Google is revealing today exactly what ads will be blocked, and how the company notifies site owners before a block is put in place. On desktop, Google is planning to block pop-up ads, large sticky ads, auto-play video ads with sound, and ads that appear on a site with a countdown blocking you before the content loads. Google is being more aggressive about its mobile ad blocking, filtering out pop-up ads, ads that are displayed before content loads (with or without a countdown), auto-play video ads with sound, large sticky ads, flashing animated ads, fullscreen scroll over ads, and ads that are particularly dense.
“The majority of problematic ad experiences are controlled by the site owner,” explains Chris Bentzel, Chrome engineering manager. As a result, Google is taking a three-step process to tackling these bad ads by evaluating sites, informing sites of issues, and then allowing sites to correct problems before a block is enforced.
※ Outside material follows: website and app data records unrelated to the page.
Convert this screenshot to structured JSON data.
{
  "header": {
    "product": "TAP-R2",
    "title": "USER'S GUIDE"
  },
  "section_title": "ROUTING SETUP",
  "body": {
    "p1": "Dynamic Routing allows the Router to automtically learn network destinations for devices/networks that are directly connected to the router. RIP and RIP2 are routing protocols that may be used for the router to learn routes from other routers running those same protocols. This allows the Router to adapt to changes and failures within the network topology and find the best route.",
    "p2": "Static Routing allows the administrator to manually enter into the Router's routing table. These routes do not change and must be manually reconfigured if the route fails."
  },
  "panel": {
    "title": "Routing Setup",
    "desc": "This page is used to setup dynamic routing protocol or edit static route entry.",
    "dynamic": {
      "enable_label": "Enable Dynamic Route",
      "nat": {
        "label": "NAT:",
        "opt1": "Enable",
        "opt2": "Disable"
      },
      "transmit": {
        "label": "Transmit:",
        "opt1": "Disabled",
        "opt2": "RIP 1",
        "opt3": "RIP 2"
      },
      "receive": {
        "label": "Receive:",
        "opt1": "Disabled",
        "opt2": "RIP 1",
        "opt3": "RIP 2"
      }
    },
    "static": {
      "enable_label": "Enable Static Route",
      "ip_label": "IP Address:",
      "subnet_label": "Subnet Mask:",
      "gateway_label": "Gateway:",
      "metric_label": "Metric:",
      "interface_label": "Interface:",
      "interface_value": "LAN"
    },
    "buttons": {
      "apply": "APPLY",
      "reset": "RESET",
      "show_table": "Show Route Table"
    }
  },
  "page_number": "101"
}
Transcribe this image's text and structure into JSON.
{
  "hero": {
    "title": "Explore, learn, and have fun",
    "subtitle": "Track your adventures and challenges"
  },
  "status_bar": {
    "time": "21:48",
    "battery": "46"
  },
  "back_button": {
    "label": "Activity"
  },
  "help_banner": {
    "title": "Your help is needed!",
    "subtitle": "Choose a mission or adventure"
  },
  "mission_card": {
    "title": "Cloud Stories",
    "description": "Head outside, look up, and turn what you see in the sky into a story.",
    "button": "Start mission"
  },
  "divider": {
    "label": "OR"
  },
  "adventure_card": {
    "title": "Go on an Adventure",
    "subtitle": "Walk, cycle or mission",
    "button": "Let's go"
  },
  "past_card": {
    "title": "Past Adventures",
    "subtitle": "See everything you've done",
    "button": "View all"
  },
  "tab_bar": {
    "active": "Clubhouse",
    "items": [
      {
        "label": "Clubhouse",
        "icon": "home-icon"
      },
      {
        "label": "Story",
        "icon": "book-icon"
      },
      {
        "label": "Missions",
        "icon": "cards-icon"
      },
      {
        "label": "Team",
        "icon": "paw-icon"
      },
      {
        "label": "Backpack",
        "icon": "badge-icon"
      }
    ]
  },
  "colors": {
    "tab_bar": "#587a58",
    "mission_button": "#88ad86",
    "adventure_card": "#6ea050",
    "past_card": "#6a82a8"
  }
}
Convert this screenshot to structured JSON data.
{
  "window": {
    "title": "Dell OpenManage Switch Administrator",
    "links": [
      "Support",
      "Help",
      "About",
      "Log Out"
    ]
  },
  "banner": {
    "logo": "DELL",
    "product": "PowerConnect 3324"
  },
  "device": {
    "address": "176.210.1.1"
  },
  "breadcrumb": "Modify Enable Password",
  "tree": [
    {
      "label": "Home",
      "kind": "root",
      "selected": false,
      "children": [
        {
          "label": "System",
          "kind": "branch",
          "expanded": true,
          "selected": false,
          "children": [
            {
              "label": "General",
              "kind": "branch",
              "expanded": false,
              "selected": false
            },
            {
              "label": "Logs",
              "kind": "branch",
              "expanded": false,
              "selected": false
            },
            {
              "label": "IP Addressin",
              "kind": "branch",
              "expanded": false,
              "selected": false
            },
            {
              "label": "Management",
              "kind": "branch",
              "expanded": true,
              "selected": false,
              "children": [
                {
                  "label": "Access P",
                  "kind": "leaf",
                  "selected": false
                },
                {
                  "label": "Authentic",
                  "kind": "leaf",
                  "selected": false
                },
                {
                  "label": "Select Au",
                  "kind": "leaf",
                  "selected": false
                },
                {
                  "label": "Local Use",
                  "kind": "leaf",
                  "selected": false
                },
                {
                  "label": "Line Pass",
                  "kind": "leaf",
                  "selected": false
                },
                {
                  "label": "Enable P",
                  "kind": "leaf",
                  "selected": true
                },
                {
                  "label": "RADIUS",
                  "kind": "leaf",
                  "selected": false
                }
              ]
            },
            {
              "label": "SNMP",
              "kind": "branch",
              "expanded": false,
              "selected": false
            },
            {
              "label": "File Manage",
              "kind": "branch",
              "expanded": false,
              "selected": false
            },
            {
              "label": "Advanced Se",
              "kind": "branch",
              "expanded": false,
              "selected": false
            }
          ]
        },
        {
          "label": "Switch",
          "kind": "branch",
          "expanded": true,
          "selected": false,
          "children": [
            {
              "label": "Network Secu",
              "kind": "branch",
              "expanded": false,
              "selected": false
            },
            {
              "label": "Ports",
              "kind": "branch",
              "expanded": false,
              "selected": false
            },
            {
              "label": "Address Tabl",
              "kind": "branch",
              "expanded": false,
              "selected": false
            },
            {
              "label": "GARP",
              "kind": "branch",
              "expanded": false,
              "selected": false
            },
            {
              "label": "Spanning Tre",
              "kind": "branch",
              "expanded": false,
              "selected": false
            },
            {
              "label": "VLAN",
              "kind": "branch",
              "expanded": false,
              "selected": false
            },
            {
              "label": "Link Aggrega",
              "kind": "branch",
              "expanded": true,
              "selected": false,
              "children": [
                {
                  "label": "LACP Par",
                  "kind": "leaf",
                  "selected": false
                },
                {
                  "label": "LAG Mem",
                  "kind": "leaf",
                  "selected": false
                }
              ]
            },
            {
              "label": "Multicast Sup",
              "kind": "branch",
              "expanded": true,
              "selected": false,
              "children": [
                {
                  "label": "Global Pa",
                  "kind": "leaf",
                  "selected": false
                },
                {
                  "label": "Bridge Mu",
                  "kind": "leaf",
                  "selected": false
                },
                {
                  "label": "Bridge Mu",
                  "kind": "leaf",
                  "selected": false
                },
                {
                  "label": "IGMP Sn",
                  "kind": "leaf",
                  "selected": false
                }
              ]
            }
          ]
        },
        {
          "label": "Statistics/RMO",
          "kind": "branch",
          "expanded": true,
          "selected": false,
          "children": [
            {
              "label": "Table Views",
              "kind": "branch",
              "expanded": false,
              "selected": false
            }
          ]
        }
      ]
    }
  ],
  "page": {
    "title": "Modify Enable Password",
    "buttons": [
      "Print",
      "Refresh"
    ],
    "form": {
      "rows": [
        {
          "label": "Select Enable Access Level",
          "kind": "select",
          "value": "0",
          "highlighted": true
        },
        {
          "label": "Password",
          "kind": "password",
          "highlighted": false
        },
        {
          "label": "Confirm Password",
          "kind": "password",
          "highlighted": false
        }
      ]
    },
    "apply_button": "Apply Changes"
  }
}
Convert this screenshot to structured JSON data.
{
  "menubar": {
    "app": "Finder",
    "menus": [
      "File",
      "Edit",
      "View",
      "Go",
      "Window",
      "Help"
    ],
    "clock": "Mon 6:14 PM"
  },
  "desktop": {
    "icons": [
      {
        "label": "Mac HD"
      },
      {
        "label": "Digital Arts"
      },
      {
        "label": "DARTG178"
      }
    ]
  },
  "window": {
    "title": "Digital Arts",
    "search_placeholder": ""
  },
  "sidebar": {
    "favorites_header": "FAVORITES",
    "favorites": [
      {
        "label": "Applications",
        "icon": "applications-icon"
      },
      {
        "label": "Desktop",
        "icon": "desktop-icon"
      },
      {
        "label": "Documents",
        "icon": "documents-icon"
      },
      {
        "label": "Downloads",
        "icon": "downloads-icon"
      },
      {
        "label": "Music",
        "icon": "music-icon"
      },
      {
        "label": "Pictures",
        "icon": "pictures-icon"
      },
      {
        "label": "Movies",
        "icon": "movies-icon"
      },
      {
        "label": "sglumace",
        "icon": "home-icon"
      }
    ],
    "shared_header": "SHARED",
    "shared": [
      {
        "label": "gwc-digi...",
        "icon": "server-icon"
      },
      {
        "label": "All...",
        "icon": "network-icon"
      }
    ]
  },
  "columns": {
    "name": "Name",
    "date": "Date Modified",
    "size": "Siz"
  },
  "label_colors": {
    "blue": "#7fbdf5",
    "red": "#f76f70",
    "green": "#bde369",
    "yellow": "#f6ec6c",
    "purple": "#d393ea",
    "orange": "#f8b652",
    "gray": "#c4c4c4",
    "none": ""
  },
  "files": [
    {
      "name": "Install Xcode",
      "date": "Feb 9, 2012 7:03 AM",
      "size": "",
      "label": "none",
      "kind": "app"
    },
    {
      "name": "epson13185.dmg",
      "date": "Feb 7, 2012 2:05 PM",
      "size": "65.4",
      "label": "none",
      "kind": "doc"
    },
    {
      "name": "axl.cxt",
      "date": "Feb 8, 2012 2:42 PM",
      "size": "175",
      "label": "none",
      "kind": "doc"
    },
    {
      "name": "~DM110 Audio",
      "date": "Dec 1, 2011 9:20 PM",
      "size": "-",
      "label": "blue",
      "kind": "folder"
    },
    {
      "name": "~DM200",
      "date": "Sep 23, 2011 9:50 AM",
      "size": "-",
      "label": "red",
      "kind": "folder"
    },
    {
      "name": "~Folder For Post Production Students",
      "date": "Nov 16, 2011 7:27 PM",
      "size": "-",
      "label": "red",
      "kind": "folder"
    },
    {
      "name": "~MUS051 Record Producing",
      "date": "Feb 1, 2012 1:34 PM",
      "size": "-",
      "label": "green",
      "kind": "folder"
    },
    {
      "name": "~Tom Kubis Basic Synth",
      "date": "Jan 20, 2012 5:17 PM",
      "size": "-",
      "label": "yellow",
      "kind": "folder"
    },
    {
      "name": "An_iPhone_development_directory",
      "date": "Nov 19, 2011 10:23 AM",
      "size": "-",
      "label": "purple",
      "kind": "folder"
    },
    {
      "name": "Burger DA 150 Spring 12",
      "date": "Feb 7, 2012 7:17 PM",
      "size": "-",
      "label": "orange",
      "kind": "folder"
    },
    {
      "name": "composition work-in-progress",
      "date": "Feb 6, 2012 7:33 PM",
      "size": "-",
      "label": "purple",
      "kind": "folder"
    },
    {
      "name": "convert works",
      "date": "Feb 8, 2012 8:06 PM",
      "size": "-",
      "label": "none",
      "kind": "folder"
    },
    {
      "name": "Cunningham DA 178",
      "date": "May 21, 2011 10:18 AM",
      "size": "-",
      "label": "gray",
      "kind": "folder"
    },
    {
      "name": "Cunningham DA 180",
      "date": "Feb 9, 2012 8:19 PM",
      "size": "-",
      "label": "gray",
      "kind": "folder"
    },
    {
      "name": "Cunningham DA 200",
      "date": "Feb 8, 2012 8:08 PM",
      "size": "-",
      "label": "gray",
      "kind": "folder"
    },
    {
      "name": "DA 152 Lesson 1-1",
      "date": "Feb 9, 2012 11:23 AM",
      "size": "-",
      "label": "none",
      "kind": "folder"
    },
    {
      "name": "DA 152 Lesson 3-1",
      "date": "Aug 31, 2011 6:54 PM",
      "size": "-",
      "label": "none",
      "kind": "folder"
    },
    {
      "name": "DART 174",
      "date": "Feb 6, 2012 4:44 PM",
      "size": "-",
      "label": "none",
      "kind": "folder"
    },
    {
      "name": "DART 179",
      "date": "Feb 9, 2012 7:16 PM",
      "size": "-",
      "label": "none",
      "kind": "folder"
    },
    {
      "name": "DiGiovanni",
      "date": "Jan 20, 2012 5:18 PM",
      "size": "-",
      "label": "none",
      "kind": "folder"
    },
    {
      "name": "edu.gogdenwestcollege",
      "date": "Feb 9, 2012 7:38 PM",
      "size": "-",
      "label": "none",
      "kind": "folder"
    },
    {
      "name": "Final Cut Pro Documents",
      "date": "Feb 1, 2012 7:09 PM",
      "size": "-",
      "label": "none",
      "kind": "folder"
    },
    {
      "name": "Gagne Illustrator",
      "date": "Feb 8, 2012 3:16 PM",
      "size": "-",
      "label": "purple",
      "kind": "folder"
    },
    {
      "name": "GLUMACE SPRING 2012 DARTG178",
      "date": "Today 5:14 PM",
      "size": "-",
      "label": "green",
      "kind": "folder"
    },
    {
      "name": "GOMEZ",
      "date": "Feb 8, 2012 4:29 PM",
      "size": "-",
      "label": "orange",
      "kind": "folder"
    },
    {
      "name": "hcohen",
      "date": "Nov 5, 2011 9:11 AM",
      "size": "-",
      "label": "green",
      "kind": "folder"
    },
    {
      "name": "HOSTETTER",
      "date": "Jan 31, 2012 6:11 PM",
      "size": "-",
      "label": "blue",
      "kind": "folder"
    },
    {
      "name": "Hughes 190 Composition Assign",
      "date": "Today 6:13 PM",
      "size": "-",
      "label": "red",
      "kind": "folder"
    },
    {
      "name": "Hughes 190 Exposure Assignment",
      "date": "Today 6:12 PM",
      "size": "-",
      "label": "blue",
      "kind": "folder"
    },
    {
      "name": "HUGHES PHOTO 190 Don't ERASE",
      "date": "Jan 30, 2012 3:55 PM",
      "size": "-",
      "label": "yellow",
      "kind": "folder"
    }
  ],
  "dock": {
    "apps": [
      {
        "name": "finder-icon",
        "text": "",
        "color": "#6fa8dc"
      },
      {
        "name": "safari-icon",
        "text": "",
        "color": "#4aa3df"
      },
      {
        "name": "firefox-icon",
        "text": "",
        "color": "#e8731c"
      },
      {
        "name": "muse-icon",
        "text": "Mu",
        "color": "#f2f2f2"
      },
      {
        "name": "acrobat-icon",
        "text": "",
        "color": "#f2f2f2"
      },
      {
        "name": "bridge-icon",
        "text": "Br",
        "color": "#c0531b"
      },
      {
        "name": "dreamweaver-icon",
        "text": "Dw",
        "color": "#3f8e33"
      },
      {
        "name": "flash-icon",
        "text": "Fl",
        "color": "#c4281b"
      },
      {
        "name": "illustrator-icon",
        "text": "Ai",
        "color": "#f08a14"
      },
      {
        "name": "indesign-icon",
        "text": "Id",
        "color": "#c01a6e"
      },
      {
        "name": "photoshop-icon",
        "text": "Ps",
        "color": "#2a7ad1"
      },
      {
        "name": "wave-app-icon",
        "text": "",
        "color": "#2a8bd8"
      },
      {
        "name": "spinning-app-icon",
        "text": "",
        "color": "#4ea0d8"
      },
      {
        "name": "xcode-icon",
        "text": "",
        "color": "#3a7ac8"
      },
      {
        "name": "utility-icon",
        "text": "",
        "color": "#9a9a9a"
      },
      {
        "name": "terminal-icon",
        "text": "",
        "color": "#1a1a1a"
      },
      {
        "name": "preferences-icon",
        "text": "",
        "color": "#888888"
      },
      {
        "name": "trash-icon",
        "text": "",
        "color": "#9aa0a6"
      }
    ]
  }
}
Google is evaluating sites based on the Better Ads standards and then rating them as a pass, warning, or failing. Site owners can access these evaluations using an API, and sites can be re-reviewed after bad ads have been addressed. If a site has been found to have a high number of violations and the owner ignores Google’s notification of these violations then Chrome will start blocking ads on the site after 30 days.
The ad blocker itself will show up in Chrome’s address bar on the desktop (similar to a pop-up blocker icon), and on mobile a small prompt at the bottom of the screen will show that ads are blocked on a site. Both desktop and mobile users will have the option to allow ads on a site that’s automatically blocked. Google says that the aim of the ad blocker is to improve web ads, and that 42 percent of sites that were failing the Better Ads standards have resolved their issues already.
Once ads are blocked in Chrome they’ll be filtered at the network level to prevent them from loading at all. Chrome will check a site against known ad-related URL patterns from the EasyList filter, blocking the request is there’s a match. Google’s Chrome ad blocking will likely face criticism from advertisers and publishers, but if it achieves its goal of improving web ad standards then it’ll be a good thing for the entire industry.